Does that make me a bad person? Does that make me a coward? Suddenly, I was having an existential crisis of sorts, thinking, “Oh my goodness, this man is horrible and I think I would join him. Do I need to reevaluate my whole life? He’s a tyrant!” Once I was able to calm down, I realized that no, thinking that does not make me a terrible person.

Take a moment and think about what Grindelwald is promising. From what I would have seen as an attendee of his rally in Paris, Grindelwald is an extremely charismatic leader who wants to rid the wizarding community of the oppression it has faced. He wants us to be able to love whom we want and to freely be who we are. A tempting prospect, is it not? As a member of the LGBTQ+ community who has always felt like she needed to hide a part of her, surely you can see why those promises would be attractive.

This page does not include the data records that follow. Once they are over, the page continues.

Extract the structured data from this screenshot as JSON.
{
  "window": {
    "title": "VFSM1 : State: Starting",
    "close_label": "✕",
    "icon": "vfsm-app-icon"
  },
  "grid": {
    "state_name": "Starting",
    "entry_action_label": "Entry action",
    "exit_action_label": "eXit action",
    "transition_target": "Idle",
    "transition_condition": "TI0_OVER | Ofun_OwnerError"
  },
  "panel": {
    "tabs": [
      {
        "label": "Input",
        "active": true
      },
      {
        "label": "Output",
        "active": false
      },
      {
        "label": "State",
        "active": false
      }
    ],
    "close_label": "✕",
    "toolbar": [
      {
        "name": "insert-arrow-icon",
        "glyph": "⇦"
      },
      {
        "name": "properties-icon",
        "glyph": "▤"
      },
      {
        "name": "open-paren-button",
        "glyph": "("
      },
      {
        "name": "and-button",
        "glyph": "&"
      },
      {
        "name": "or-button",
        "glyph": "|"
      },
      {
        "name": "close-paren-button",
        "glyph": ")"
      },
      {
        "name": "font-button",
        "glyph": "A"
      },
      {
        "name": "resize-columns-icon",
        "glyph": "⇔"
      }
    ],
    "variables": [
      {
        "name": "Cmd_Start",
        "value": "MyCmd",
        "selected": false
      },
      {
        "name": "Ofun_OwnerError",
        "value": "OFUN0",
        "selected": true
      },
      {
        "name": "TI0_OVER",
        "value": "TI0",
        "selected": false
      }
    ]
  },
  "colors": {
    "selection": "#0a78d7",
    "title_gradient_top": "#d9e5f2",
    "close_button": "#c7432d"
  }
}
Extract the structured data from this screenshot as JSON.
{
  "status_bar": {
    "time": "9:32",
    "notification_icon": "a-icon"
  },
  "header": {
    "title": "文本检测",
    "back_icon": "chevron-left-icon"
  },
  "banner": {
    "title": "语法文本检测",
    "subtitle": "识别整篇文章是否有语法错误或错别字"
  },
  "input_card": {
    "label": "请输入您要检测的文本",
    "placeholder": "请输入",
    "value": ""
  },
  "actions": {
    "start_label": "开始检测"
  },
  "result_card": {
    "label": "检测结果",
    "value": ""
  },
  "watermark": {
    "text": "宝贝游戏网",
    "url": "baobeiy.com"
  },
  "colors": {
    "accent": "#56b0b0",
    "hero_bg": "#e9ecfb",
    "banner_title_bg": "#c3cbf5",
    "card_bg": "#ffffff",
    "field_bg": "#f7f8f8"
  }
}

When the Aurors attack at the rally, killing one of the attendees, Grindelwald says that his followers are not the ones resorting to violence. And based on what I witnessed at the rally, that is true. Neither Grindelwald nor his supporters showed any violence that I would have seen until they were threatened, and when one person tried to defend herself, she was killed immediately. This makes Grindelwald’s cause stronger by making that witch a martyr, so to speak, showing that people feel so strongly about his cause that they are willing to die for it. That kind of passion from his followers would surely show me how important they felt the “revolution” was, and if any good revolution is to succeed, it needs passionate followers.

My hypothetical self never would have witnessed Grindelwald’s prior crimes. She never would have seen him and his loyal followers murder an innocent family in cold blood. She knows nothing about his mission to bring Credence to his side and what Grindelwald could accomplish with that much power. She knows nothing about what the future holds. All she sees is the shining possibility that maybe she wouldn’t have to hide who she is anymore, which is a future she has wanted for as long as she can remember.

This film isn’t set in the 21st century. Information isn’t as readily available about political leaders as is it is today. Perhaps that would make me naive in my decision, but who here hasn’t made a misinformed decision in their life? Presented with the facts and events I would have witnessed as a 20th-century witch, much like Queenie, in my mind, the potential rewards would outweigh the risks.

As things start to escalate, I’m certain that once I saw Grindelwald for who he really was, I would be out of there quicker than you can say “für das größere Wohl.” How that would end up for hypothetical me, I can’t say. But I could only hope that if I wasn’t immediately killed for trying to desert, people would see that I had indeed made a decision based on lies I was fed. But if I have to spend a few years in MACUSA custody, I would be willing to take that punishment.

If you, too, have been feeling bad about the thought that you would probably join Grindelwald, fret no longer. You’re not alone! We can all share a cell at MACUSA headquarters together and talk about the stupid decisions we made.